◆ What is expected: Going through the entries below, count each line containing the word "this". Report the number only.

*** Opening of Provided data ***

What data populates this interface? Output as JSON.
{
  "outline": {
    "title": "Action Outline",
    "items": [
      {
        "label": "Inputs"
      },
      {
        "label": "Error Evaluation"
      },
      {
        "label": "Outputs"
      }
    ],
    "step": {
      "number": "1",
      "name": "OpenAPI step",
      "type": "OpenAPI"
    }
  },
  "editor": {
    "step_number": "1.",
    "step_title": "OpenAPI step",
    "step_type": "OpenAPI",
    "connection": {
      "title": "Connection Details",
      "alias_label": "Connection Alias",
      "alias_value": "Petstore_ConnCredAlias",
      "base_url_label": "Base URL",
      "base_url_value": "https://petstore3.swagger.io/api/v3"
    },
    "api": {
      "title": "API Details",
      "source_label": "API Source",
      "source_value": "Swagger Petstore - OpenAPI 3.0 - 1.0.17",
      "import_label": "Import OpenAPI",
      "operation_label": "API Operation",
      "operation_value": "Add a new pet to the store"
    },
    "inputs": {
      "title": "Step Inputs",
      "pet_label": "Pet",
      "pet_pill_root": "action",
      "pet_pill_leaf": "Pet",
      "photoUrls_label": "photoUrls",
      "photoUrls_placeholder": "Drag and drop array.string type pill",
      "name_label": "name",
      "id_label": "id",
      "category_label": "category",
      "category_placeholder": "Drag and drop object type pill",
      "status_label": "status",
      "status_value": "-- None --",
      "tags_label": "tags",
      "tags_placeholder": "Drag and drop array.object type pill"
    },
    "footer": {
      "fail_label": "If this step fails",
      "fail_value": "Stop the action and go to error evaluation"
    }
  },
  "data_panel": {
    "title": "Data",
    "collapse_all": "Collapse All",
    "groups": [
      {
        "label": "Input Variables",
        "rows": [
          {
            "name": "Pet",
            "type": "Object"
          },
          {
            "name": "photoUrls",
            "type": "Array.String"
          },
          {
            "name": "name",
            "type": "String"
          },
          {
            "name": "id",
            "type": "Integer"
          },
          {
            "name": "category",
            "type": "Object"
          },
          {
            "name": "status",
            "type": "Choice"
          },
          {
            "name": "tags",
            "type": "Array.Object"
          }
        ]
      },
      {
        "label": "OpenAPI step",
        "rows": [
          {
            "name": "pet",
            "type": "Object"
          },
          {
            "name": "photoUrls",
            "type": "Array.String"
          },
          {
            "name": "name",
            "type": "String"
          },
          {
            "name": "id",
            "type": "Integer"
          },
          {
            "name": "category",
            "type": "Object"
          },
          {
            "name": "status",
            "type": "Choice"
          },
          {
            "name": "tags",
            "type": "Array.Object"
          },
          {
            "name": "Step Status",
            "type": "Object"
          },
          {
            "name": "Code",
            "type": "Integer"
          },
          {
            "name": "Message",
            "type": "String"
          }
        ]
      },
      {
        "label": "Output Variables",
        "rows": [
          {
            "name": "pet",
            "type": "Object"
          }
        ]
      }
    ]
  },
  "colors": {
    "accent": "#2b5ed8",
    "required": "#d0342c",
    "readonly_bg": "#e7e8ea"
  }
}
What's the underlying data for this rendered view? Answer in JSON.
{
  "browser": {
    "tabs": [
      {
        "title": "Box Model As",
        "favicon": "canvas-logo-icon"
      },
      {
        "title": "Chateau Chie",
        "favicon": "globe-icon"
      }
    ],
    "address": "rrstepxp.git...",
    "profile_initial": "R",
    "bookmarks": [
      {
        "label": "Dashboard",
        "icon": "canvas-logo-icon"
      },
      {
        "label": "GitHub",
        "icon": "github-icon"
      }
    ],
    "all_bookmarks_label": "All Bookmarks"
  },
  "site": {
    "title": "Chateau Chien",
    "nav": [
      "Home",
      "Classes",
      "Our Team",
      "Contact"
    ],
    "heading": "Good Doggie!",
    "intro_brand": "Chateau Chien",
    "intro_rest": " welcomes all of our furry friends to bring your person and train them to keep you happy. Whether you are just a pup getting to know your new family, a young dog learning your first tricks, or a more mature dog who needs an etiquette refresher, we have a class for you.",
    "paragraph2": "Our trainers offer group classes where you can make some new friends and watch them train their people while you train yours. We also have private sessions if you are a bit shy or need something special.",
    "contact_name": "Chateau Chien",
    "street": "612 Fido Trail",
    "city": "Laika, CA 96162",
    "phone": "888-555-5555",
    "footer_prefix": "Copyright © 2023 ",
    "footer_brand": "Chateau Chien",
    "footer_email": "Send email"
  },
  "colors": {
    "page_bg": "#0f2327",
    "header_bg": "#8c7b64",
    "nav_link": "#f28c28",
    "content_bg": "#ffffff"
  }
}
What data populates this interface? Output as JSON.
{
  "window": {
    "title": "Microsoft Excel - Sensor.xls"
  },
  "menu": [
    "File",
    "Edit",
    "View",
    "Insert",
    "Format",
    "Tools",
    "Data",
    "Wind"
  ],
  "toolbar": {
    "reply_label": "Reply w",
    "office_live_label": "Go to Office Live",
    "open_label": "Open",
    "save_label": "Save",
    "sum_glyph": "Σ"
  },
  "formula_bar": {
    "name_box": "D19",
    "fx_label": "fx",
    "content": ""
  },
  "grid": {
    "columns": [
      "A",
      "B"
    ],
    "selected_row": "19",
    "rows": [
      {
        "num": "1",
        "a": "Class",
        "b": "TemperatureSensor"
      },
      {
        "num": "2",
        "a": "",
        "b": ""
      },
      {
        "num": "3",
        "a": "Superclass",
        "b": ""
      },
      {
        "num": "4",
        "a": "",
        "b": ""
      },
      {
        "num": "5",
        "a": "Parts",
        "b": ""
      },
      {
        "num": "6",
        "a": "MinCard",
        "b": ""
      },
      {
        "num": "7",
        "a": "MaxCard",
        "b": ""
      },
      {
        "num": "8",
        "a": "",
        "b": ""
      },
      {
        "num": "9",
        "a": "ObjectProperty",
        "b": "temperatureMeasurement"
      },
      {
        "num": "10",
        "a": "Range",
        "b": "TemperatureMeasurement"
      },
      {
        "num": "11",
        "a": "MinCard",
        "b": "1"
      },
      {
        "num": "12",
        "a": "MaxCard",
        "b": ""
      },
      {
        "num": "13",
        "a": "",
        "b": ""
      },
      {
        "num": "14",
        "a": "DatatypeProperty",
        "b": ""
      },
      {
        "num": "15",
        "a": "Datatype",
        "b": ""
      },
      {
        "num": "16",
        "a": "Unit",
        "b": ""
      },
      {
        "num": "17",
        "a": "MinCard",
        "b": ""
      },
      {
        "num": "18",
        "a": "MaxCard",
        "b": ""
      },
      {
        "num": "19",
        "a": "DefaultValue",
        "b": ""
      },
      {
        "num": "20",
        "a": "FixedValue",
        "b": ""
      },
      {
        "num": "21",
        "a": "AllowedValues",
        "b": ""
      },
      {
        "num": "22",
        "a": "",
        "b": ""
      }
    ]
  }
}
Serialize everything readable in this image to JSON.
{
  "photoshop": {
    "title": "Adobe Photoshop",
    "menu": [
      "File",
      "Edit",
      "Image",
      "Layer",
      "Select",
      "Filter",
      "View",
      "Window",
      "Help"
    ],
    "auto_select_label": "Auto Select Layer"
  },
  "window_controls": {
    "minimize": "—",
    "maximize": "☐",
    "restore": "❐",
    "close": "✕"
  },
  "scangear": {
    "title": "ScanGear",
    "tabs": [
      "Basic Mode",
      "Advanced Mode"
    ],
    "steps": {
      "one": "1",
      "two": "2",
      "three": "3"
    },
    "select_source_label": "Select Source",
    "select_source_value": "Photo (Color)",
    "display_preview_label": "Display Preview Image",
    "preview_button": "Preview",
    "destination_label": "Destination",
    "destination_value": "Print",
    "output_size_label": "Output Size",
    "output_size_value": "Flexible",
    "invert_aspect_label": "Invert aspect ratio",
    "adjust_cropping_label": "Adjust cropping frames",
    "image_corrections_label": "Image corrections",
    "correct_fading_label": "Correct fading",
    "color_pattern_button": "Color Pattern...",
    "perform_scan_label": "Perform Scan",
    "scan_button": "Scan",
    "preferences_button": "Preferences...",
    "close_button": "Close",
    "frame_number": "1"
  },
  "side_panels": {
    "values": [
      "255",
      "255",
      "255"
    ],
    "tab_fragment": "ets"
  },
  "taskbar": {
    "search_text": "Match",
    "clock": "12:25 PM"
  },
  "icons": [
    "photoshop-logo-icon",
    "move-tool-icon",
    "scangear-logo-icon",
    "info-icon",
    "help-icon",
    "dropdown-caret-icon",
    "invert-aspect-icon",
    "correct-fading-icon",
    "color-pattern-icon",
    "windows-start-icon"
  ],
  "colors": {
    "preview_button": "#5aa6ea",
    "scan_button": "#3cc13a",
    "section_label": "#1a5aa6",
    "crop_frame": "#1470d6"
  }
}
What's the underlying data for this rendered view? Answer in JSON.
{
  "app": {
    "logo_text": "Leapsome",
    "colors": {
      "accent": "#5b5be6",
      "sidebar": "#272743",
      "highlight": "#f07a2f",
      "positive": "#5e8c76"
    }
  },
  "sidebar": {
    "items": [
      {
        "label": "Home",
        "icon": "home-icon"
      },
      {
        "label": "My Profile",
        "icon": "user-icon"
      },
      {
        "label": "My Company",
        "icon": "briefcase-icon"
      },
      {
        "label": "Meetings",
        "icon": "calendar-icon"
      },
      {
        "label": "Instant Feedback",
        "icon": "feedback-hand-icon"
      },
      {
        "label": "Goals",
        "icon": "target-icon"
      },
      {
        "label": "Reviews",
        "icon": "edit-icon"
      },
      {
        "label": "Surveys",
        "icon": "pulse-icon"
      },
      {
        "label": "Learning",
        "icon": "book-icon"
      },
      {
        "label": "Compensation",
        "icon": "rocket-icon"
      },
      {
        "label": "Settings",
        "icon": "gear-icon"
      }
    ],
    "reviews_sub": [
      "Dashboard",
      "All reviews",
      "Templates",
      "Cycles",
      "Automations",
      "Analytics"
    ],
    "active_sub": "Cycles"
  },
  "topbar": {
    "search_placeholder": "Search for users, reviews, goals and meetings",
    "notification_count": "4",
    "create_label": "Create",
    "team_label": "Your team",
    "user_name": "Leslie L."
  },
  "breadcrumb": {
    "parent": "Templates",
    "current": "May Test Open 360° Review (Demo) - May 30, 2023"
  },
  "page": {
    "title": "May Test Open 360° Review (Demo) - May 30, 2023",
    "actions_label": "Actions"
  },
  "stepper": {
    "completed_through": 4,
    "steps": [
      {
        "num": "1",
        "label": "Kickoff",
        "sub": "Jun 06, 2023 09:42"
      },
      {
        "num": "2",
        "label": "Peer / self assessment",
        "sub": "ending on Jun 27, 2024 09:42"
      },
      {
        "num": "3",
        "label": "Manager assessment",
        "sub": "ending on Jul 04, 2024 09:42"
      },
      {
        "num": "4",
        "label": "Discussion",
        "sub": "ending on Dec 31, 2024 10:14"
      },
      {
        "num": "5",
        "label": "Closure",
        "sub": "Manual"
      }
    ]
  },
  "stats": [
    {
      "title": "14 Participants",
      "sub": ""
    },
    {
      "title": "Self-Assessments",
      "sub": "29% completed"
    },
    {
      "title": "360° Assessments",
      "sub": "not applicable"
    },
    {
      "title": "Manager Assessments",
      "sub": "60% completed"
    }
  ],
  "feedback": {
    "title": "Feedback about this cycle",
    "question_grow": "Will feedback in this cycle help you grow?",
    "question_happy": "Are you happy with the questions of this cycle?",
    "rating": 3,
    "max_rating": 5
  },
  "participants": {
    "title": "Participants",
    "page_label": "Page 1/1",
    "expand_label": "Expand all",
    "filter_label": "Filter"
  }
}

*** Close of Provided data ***

◆ Answer section: 9